So, while some of the dialogue is pulled from news articles about other women who came forward, Randolph took major liberties in presenting the point of view of the film’s key figures, which makes it all the more frustrating that they feel like mouthpieces instead of people. Randolph’s three-pronged heroine approach seems to understand that sexual harassment is often driven by a power imbalance, exposing how each woman’s different status changed Ailes’ approach. But the treatment of his characters proves Randolph’s grasp of the subtle insidiousness of workplace harassment is shallow at best.
Nonetheless, the performances in Bombshell are solid. Kidman and Robbie bring gumption and tenderness. John Lithgow delivers a glowering menace as Roger Ailes. Kate McKinnon offers spunk amid the bleakness in a supporting role, and Theron might well eke out an Oscar nom for so expertly nailing Kelly’s steely bravado. So props to Roach on casting, at least.
I suspect Roach and Randolph wanted to make this movie to educate a public too busy to keep up on all the headlines about this seemingly big moment in the war against workplace harassment. But it’s hard to imagine Fox News fans would give this film a shot when it’s all about decrying the channel’s long-time leader.

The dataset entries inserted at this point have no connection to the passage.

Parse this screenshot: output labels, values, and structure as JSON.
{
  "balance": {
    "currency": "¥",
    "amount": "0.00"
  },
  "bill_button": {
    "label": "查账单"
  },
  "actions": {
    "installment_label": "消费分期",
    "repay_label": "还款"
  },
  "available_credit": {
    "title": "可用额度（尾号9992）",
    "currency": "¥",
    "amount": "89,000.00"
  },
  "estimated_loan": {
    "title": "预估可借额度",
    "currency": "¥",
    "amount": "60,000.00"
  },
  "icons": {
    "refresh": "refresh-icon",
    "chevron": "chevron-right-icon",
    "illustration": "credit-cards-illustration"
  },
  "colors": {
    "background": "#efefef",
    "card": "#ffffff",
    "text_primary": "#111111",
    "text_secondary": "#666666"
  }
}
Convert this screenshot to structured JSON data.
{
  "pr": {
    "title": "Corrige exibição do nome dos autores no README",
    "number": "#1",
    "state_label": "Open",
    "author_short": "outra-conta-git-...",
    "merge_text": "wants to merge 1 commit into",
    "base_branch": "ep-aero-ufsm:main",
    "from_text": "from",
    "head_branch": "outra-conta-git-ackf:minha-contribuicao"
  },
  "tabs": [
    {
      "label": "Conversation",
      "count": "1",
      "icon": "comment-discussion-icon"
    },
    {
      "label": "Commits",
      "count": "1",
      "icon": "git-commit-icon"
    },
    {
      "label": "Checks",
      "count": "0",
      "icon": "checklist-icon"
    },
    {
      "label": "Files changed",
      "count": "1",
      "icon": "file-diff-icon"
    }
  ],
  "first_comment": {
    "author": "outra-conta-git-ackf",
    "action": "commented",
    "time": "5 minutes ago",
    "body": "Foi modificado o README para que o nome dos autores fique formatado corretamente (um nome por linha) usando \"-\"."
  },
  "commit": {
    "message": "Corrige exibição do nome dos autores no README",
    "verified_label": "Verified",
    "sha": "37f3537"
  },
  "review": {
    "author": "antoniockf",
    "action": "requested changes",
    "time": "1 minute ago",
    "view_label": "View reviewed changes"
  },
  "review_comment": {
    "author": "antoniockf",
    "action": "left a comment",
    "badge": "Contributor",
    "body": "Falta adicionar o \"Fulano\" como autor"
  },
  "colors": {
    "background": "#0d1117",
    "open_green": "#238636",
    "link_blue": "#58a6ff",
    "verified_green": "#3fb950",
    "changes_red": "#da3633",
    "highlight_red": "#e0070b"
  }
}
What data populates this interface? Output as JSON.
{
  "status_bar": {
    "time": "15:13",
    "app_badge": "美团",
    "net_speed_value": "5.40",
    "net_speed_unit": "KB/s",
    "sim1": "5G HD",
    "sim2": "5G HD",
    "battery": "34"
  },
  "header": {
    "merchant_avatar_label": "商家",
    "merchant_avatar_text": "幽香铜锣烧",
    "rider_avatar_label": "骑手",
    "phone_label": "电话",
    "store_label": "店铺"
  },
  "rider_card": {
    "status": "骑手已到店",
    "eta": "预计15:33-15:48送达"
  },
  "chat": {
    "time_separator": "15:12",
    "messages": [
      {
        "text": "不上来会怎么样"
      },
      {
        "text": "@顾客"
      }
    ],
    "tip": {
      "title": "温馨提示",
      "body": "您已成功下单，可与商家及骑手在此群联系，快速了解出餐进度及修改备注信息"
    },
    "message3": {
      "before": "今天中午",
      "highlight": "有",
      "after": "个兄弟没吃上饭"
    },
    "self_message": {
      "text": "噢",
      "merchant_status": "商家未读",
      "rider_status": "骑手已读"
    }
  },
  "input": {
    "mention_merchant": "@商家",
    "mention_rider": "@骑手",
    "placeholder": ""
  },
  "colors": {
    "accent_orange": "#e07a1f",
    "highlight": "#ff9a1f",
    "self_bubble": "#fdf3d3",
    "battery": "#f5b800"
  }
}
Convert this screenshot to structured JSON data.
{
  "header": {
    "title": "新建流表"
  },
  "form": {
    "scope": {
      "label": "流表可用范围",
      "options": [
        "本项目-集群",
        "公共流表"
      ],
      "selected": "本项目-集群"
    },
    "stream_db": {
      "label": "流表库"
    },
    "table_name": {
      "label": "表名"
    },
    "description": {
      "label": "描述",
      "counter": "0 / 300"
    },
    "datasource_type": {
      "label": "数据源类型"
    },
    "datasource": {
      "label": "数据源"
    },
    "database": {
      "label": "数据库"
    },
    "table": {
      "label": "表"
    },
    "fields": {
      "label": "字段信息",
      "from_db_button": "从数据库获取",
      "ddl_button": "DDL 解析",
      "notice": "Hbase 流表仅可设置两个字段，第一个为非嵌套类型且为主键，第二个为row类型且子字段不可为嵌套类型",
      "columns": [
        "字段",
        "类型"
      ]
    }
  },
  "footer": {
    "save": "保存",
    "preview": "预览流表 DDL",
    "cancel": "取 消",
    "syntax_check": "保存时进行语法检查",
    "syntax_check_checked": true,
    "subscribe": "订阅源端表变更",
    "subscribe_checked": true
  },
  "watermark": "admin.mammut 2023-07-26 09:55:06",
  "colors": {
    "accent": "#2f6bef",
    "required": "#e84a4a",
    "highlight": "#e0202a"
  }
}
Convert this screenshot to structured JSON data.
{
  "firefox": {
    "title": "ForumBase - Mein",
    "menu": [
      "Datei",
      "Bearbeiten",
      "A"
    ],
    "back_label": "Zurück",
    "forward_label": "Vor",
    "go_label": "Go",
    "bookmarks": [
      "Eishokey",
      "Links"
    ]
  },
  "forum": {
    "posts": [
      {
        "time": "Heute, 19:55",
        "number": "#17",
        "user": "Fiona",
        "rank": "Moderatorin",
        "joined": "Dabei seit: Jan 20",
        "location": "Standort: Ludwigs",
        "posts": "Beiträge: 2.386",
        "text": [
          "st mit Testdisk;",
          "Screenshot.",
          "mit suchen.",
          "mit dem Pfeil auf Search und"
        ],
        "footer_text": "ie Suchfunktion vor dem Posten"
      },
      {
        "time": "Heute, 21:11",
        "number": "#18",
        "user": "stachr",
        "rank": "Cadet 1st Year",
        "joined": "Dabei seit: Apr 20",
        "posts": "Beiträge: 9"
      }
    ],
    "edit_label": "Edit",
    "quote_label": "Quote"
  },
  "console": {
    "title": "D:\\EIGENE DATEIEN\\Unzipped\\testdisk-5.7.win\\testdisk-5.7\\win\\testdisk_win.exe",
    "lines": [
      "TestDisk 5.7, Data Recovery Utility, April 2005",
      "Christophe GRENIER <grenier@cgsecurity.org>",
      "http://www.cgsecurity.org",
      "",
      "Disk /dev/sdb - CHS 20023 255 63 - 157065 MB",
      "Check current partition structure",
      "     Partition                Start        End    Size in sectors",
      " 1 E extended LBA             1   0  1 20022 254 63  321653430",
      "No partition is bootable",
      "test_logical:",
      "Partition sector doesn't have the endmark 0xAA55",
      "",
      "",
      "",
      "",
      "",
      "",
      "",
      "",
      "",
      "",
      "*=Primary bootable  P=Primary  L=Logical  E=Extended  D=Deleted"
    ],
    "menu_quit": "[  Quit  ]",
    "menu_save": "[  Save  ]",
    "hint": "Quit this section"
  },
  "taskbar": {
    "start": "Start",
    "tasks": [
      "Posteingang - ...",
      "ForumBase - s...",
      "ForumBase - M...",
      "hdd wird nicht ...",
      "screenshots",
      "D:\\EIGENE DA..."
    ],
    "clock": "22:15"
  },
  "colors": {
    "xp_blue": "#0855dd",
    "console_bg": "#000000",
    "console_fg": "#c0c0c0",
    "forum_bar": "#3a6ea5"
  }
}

Meanwhile, liberals who even glanced at the headlines won’t learn much new from Bombshell, save for the names of Kelly’s children.